Mayor Thomas M. Menino is scheduled to undergo surgery Wednesday to repair drooping eyelids, a medical condition that has slowly obscured his vision over the past decade and is most likely a consequence of age.
Menino will remain awake but sedated during an hourlong procedure to bolster tendons that control the upper eyelids. Gradually, the tendons have stretched and stopped working properly, leaving the mayor’s eyelids so low they cut across the middle of his pupil and obscure his sight.
“It’s like looking out a porthole with a shade down,” said Dr. Mami A. Iwamoto of Massachusetts General Hospital, who will perform the outpatient surgery. “The shade interferes with the view out the porthole.”
Iwamoto described the procedure as a common surgery that will allow Menino to return to his feet quickly. But the incisions in the eyelids will cause significant swelling and bruising on his face, forcing the mayor to cancel public appearances for about a week.
“I tell my patients not to have this done before the prom, because they are going to be black and blue,” said Dr. George B. Bartley, an ophthalmologist at the Mayo Clinic in Rochester, Minn., who did not have specific knowledge of Menino’s case but performs similar surgeries. “Their best friend is an ice mask for the first few days.”
Over the next week, aides plan to hold briefings at Menino’s home on Chesterfield Street in the Readville section of Hyde Park. So many City Hall meetings have been conducted at Menino’s home while he recovered from other ailments that the mayor dubbed it “Camp Chesterfield,” a play on “Camp David,” the presidential retreat in rural Maryland.
Menino has aged in the public spotlight. He became mayor in 1993 at age 50. He now faces his 70th birthday in December as he contemplates running next year for a sixth term.
Because of his position, Menino’s medical issues have been exhaustively cataloged by the media, from a minor outpatient procedure to remove a cataract in his right eye in August 2010 to a three-hour surgery on his back in July 2003 to try to prevent the recurrence of a rare form of cancer. He has been hospitalized roughly a dozen times over the past two decades for afflictions that have included kidney stones and Crohn’s disease, a chronic inflammation of the intestines.
During this term, Menino has made more frequent trips to the hospital — and spent more time convalescing at home. Days after winning a fifth term in 2009, Menino fell, severed a tendon in his left knee, underwent surgery, and spent weeks on crutches.
The next year, Menino contracted a bacterial infection in his left elbow during a trip to Italy that required two stays in the hospital. Weeks later, doctors operated on his left knee, forcing him back on crutches.
Aware of gossip about his health, Menino tried to turn vulnerability into an asset. Two weeks after his second knee surgery, he was scheduled to give his annual State of the City address in January 2011. That night, he entered Faneuil Hall to a brass quintet playing “Gonna Fly Now,’’ the theme song from the movie “Rocky.’’ Using crutches and greeted by cheers and laughter, Menino grinned like a champion.

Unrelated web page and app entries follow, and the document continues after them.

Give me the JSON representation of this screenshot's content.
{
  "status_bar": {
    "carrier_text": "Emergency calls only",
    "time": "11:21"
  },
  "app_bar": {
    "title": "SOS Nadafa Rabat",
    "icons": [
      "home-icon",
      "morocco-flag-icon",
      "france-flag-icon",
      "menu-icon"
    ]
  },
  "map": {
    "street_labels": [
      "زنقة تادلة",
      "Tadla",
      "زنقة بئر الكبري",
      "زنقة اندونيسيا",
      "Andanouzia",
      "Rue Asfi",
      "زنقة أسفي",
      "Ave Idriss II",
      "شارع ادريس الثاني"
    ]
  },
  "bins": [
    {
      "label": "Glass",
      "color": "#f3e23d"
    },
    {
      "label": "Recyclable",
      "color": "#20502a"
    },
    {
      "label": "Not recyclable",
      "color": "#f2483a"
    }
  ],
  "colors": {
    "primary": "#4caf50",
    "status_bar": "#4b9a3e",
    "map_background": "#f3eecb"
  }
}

More medical issues arose in 2012. In January, Menino had minor surgery to remove a cancerous growth from his nose. A month later, he broke a toe and had to wear a protective boot.
Now, doctors have diagnosed Menino with dehiscence ptosis, which means the tendon in the upper eyelid has become loose or detached, causing the lid to sag.
The normal position of the upper eyelid is 2 millimeters above the pupil. In Menino’s case, the lid droops down into the middle of the pupil. Iwamoto said doctors ruled out any underlying neurological problem and determined that the cause was likely age.
“His ptosis occurred over a long period of time. It was very gradual,” Iwamoto said. “It can creep up on people. It’s not like a sudden thing.”
To compensate for low-hanging eyelids, people often unconsciously raise their eyebrows or tip their head back to help their vision. Iwamoto will make an incision in Menino’s eyelid. The tendon will be cut, shortened, and reattached to the bottom of the eyelid.
In 10 to 15 percent of cases, the eyelid can change position after surgery, which necessitates a follow-up procedure, Iwamoto said.
The surgery is expected to help the mayor see better and change his appearance because his eyes will open wider. But Iwamoto said the procedure is not a face lift or elective cosmetic surgery.
“The need for a correction is definitely driven by a medical need, not aesthetics,” Iwamoto said. “This is functional.”